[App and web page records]
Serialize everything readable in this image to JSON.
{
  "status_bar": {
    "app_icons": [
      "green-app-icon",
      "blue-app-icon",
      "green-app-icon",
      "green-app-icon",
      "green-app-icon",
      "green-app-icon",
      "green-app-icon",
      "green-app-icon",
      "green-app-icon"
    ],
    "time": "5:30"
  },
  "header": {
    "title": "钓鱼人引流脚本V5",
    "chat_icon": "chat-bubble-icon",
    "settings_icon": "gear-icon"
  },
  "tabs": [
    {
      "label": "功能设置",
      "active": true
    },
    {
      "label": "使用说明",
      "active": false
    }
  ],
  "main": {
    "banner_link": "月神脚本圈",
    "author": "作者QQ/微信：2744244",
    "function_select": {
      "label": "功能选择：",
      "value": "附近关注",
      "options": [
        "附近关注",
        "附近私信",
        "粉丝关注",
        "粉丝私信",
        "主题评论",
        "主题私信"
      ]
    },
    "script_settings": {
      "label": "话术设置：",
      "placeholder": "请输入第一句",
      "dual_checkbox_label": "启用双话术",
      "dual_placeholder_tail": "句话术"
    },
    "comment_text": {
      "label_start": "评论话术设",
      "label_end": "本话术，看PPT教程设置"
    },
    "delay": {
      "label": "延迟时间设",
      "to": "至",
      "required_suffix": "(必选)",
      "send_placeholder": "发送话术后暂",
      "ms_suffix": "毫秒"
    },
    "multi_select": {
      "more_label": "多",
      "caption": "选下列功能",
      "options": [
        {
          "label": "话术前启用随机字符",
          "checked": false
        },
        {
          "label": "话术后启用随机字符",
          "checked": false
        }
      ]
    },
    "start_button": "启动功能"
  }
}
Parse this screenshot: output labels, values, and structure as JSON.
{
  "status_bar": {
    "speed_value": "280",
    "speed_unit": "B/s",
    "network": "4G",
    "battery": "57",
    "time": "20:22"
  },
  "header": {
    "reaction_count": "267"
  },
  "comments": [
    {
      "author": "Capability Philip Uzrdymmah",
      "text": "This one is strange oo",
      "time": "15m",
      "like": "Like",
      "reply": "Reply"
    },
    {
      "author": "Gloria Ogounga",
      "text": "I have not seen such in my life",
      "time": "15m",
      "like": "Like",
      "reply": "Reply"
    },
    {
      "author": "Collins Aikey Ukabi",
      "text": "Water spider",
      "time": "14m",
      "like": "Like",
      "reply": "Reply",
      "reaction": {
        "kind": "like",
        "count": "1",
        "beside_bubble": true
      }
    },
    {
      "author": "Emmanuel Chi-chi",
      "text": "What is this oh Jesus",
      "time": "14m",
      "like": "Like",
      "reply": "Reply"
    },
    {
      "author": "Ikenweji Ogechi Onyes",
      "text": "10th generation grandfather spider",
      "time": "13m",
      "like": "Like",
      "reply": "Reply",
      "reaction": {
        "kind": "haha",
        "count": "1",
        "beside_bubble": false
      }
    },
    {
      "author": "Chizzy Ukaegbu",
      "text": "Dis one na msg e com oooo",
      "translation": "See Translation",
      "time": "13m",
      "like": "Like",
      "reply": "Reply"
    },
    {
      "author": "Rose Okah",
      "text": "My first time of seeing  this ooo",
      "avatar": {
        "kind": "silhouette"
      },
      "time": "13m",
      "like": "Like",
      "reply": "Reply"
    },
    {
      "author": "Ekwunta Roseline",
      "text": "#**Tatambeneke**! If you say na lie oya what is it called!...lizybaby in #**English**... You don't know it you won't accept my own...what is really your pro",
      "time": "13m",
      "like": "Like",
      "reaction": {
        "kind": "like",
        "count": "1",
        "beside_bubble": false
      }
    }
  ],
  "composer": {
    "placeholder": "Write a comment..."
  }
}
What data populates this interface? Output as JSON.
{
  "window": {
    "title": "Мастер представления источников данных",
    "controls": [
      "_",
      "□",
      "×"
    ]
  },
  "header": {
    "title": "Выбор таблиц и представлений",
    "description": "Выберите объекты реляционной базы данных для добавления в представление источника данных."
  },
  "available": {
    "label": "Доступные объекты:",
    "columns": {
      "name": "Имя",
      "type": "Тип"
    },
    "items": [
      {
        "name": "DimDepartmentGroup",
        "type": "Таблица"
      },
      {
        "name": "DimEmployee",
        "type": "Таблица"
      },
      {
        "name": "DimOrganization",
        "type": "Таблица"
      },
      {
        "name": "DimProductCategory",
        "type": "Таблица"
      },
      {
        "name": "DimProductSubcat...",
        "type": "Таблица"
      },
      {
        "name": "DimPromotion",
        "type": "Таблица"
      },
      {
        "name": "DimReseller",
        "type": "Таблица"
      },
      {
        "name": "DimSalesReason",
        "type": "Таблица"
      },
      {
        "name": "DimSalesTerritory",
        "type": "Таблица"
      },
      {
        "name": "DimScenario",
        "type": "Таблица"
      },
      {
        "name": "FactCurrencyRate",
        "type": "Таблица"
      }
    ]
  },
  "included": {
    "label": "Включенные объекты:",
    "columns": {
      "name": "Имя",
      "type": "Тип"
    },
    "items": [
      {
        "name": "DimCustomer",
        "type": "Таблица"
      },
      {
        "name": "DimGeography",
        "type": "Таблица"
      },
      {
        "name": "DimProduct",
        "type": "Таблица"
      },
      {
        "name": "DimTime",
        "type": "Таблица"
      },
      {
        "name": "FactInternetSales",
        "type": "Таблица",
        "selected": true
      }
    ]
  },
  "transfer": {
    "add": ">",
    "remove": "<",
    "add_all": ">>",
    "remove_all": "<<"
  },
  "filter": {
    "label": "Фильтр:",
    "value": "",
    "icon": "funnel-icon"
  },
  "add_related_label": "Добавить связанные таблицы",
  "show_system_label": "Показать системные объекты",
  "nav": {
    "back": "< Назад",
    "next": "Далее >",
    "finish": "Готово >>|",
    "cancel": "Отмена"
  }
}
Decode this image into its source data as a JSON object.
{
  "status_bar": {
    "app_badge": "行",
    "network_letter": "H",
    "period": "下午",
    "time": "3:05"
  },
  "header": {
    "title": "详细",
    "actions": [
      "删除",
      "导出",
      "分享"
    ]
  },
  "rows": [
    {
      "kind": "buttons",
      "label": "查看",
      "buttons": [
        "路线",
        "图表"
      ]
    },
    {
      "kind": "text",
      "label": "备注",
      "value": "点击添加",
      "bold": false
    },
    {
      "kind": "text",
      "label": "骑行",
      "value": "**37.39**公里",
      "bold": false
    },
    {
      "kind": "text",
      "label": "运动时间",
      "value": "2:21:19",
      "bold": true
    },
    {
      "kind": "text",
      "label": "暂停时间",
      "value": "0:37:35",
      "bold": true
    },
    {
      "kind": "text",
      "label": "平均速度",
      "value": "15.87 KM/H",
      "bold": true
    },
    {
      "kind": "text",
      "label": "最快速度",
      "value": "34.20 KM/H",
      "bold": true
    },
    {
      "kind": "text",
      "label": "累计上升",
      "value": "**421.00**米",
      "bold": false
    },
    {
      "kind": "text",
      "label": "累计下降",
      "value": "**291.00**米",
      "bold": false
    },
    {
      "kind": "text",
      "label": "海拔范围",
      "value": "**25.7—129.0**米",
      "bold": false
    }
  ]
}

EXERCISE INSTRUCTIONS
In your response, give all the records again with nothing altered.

OUTPUT OF THE TASK
Serialize everything readable in this image to JSON.
{
  "status_bar": {
    "app_icons": [
      "green-app-icon",
      "blue-app-icon",
      "green-app-icon",
      "green-app-icon",
      "green-app-icon",
      "green-app-icon",
      "green-app-icon",
      "green-app-icon",
      "green-app-icon"
    ],
    "time": "5:30"
  },
  "header": {
    "title": "钓鱼人引流脚本V5",
    "chat_icon": "chat-bubble-icon",
    "settings_icon": "gear-icon"
  },
  "tabs": [
    {
      "label": "功能设置",
      "active": true
    },
    {
      "label": "使用说明",
      "active": false
    }
  ],
  "main": {
    "banner_link": "月神脚本圈",
    "author": "作者QQ/微信：2744244",
    "function_select": {
      "label": "功能选择：",
      "value": "附近关注",
      "options": [
        "附近关注",
        "附近私信",
        "粉丝关注",
        "粉丝私信",
        "主题评论",
        "主题私信"
      ]
    },
    "script_settings": {
      "label": "话术设置：",
      "placeholder": "请输入第一句",
      "dual_checkbox_label": "启用双话术",
      "dual_placeholder_tail": "句话术"
    },
    "comment_text": {
      "label_start": "评论话术设",
      "label_end": "本话术，看PPT教程设置"
    },
    "delay": {
      "label": "延迟时间设",
      "to": "至",
      "required_suffix": "(必选)",
      "send_placeholder": "发送话术后暂",
      "ms_suffix": "毫秒"
    },
    "multi_select": {
      "more_label": "多",
      "caption": "选下列功能",
      "options": [
        {
          "label": "话术前启用随机字符",
          "checked": false
        },
        {
          "label": "话术后启用随机字符",
          "checked": false
        }
      ]
    },
    "start_button": "启动功能"
  }
}
Parse this screenshot: output labels, values, and structure as JSON.
{
  "status_bar": {
    "speed_value": "280",
    "speed_unit": "B/s",
    "network": "4G",
    "battery": "57",
    "time": "20:22"
  },
  "header": {
    "reaction_count": "267"
  },
  "comments": [
    {
      "author": "Capability Philip Uzrdymmah",
      "text": "This one is strange oo",
      "time": "15m",
      "like": "Like",
      "reply": "Reply"
    },
    {
      "author": "Gloria Ogounga",
      "text": "I have not seen such in my life",
      "time": "15m",
      "like": "Like",
      "reply": "Reply"
    },
    {
      "author": "Collins Aikey Ukabi",
      "text": "Water spider",
      "time": "14m",
      "like": "Like",
      "reply": "Reply",
      "reaction": {
        "kind": "like",
        "count": "1",
        "beside_bubble": true
      }
    },
    {
      "author": "Emmanuel Chi-chi",
      "text": "What is this oh Jesus",
      "time": "14m",
      "like": "Like",
      "reply": "Reply"
    },
    {
      "author": "Ikenweji Ogechi Onyes",
      "text": "10th generation grandfather spider",
      "time": "13m",
      "like": "Like",
      "reply": "Reply",
      "reaction": {
        "kind": "haha",
        "count": "1",
        "beside_bubble": false
      }
    },
    {
      "author": "Chizzy Ukaegbu",
      "text": "Dis one na msg e com oooo",
      "translation": "See Translation",
      "time": "13m",
      "like": "Like",
      "reply": "Reply"
    },
    {
      "author": "Rose Okah",
      "text": "My first time of seeing  this ooo",
      "avatar": {
        "kind": "silhouette"
      },
      "time": "13m",
      "like": "Like",
      "reply": "Reply"
    },
    {
      "author": "Ekwunta Roseline",
      "text": "#**Tatambeneke**! If you say na lie oya what is it called!...lizybaby in #**English**... You don't know it you won't accept my own...what is really your pro",
      "time": "13m",
      "like": "Like",
      "reaction": {
        "kind": "like",
        "count": "1",
        "beside_bubble": false
      }
    }
  ],
  "composer": {
    "placeholder": "Write a comment..."
  }
}
What data populates this interface? Output as JSON.
{
  "window": {
    "title": "Мастер представления источников данных",
    "controls": [
      "_",
      "□",
      "×"
    ]
  },
  "header": {
    "title": "Выбор таблиц и представлений",
    "description": "Выберите объекты реляционной базы данных для добавления в представление источника данных."
  },
  "available": {
    "label": "Доступные объекты:",
    "columns": {
      "name": "Имя",
      "type": "Тип"
    },
    "items": [
      {
        "name": "DimDepartmentGroup",
        "type": "Таблица"
      },
      {
        "name": "DimEmployee",
        "type": "Таблица"
      },
      {
        "name": "DimOrganization",
        "type": "Таблица"
      },
      {
        "name": "DimProductCategory",
        "type": "Таблица"
      },
      {
        "name": "DimProductSubcat...",
        "type": "Таблица"
      },
      {
        "name": "DimPromotion",
        "type": "Таблица"
      },
      {
        "name": "DimReseller",
        "type": "Таблица"
      },
      {
        "name": "DimSalesReason",
        "type": "Таблица"
      },
      {
        "name": "DimSalesTerritory",
        "type": "Таблица"
      },
      {
        "name": "DimScenario",
        "type": "Таблица"
      },
      {
        "name": "FactCurrencyRate",
        "type": "Таблица"
      }
    ]
  },
  "included": {
    "label": "Включенные объекты:",
    "columns": {
      "name": "Имя",
      "type": "Тип"
    },
    "items": [
      {
        "name": "DimCustomer",
        "type": "Таблица"
      },
      {
        "name": "DimGeography",
        "type": "Таблица"
      },
      {
        "name": "DimProduct",
        "type": "Таблица"
      },
      {
        "name": "DimTime",
        "type": "Таблица"
      },
      {
        "name": "FactInternetSales",
        "type": "Таблица",
        "selected": true
      }
    ]
  },
  "transfer": {
    "add": ">",
    "remove": "<",
    "add_all": ">>",
    "remove_all": "<<"
  },
  "filter": {
    "label": "Фильтр:",
    "value": "",
    "icon": "funnel-icon"
  },
  "add_related_label": "Добавить связанные таблицы",
  "show_system_label": "Показать системные объекты",
  "nav": {
    "back": "< Назад",
    "next": "Далее >",
    "finish": "Готово >>|",
    "cancel": "Отмена"
  }
}
Decode this image into its source data as a JSON object.
{
  "status_bar": {
    "app_badge": "行",
    "network_letter": "H",
    "period": "下午",
    "time": "3:05"
  },
  "header": {
    "title": "详细",
    "actions": [
      "删除",
      "导出",
      "分享"
    ]
  },
  "rows": [
    {
      "kind": "buttons",
      "label": "查看",
      "buttons": [
        "路线",
        "图表"
      ]
    },
    {
      "kind": "text",
      "label": "备注",
      "value": "点击添加",
      "bold": false
    },
    {
      "kind": "text",
      "label": "骑行",
      "value": "**37.39**公里",
      "bold": false
    },
    {
      "kind": "text",
      "label": "运动时间",
      "value": "2:21:19",
      "bold": true
    },
    {
      "kind": "text",
      "label": "暂停时间",
      "value": "0:37:35",
      "bold": true
    },
    {
      "kind": "text",
      "label": "平均速度",
      "value": "15.87 KM/H",
      "bold": true
    },
    {
      "kind": "text",
      "label": "最快速度",
      "value": "34.20 KM/H",
      "bold": true
    },
    {
      "kind": "text",
      "label": "累计上升",
      "value": "**421.00**米",
      "bold": false
    },
    {
      "kind": "text",
      "label": "累计下降",
      "value": "**291.00**米",
      "bold": false
    },
    {
      "kind": "text",
      "label": "海拔范围",
      "value": "**25.7—129.0**米",
      "bold": false
    }
  ]
}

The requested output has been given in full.